Recorded information:
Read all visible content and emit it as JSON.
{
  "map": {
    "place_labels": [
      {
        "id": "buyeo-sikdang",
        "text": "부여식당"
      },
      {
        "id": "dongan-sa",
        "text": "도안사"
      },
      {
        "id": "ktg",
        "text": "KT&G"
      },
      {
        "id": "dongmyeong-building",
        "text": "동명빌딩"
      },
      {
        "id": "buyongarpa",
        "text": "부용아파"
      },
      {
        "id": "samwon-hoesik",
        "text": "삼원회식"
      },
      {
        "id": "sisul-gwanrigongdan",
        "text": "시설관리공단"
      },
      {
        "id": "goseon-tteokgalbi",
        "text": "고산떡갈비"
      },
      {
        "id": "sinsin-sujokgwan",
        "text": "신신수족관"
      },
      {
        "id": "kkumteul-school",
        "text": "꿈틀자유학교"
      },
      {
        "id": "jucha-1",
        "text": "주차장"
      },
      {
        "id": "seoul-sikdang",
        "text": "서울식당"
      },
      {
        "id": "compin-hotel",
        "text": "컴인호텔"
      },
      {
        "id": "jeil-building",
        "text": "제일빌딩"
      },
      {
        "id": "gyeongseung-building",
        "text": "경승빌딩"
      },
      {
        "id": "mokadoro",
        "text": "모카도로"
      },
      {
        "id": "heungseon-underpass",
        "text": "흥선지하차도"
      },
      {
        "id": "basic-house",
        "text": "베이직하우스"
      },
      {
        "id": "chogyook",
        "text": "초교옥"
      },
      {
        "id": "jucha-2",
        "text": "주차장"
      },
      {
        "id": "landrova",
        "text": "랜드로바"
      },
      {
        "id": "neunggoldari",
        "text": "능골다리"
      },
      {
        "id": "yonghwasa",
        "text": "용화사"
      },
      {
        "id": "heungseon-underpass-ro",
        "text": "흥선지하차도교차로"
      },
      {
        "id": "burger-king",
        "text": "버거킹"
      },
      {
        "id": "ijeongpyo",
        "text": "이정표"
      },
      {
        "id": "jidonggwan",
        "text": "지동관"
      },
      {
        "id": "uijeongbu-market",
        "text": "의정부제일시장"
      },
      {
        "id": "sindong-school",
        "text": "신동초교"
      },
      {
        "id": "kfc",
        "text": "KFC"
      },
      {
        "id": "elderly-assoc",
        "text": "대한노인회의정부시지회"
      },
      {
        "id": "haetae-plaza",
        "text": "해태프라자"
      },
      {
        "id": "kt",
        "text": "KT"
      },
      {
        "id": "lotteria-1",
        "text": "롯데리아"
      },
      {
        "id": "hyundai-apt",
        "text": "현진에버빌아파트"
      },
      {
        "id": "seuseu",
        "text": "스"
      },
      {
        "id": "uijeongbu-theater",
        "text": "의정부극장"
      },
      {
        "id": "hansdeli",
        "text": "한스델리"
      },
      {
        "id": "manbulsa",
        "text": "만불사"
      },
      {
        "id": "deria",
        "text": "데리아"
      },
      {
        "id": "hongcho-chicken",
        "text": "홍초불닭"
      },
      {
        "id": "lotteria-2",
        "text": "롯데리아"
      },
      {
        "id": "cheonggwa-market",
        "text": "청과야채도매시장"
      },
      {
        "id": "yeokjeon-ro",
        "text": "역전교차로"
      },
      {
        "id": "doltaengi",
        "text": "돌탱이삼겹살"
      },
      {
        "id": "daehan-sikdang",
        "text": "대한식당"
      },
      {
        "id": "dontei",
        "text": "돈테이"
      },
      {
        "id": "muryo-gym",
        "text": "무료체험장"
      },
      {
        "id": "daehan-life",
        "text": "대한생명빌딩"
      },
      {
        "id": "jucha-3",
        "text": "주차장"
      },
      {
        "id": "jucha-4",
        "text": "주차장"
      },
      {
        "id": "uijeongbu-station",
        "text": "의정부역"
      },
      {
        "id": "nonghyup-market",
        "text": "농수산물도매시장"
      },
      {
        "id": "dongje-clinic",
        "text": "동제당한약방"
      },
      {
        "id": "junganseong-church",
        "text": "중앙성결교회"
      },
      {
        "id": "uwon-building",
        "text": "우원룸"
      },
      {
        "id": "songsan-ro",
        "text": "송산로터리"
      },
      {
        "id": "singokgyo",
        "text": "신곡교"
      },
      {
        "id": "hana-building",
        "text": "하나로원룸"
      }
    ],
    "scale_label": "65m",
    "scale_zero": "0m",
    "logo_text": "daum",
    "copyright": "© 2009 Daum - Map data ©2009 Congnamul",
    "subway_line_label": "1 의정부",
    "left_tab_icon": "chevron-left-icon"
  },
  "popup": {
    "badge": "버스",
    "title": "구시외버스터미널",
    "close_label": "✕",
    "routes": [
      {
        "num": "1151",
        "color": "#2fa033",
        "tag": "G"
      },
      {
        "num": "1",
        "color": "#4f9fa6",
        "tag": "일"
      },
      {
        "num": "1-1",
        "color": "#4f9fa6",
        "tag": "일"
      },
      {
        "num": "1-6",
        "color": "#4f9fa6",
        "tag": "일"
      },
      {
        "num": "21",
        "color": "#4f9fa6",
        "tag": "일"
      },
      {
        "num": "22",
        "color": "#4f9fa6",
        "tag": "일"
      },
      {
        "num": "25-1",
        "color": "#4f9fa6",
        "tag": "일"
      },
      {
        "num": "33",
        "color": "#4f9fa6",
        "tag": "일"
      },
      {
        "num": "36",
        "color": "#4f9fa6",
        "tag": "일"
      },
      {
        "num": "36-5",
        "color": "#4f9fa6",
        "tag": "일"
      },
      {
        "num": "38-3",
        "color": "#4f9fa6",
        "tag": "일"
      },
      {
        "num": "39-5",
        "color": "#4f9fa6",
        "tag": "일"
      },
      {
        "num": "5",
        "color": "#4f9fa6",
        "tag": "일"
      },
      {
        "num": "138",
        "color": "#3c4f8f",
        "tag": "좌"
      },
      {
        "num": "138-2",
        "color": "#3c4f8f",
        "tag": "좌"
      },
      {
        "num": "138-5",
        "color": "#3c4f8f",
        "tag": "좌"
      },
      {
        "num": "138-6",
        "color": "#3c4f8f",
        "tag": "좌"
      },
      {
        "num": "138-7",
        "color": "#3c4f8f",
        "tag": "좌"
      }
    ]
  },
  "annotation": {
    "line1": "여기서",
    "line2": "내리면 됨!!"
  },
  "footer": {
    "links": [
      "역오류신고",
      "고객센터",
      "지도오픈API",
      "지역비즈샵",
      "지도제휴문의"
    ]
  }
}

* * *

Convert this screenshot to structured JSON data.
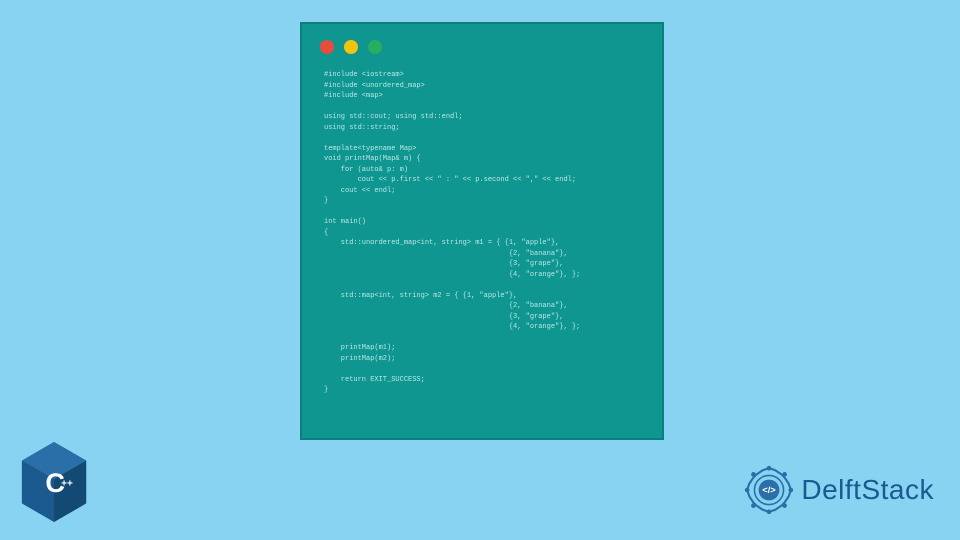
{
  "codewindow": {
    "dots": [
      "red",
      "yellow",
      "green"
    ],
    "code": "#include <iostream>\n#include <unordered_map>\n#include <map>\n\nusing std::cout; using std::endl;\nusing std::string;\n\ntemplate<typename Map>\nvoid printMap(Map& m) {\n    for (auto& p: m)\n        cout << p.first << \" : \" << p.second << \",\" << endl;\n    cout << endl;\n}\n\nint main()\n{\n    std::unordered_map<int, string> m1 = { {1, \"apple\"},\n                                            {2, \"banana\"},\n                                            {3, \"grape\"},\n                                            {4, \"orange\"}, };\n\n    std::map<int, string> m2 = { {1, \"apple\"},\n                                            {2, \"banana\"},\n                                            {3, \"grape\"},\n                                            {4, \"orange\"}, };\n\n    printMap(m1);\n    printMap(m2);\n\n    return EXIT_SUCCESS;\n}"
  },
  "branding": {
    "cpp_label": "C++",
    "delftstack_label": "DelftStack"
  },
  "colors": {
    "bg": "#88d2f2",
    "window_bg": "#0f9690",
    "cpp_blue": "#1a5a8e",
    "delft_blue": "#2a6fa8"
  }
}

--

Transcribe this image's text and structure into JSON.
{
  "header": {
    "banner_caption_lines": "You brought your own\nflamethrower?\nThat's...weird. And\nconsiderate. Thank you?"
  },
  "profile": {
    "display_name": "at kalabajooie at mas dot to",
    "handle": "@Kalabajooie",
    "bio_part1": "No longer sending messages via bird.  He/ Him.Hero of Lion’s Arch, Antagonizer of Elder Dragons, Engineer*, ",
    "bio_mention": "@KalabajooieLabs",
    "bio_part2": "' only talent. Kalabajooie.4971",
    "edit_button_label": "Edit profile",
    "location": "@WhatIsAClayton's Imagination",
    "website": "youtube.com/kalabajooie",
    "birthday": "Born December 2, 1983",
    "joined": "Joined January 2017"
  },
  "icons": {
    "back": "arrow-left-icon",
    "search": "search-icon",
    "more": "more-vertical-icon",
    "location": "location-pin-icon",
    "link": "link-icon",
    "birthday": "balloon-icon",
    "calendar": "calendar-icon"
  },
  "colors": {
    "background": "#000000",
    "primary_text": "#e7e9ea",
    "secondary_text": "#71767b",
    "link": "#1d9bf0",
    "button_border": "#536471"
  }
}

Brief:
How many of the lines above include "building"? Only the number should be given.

Problem solution:
5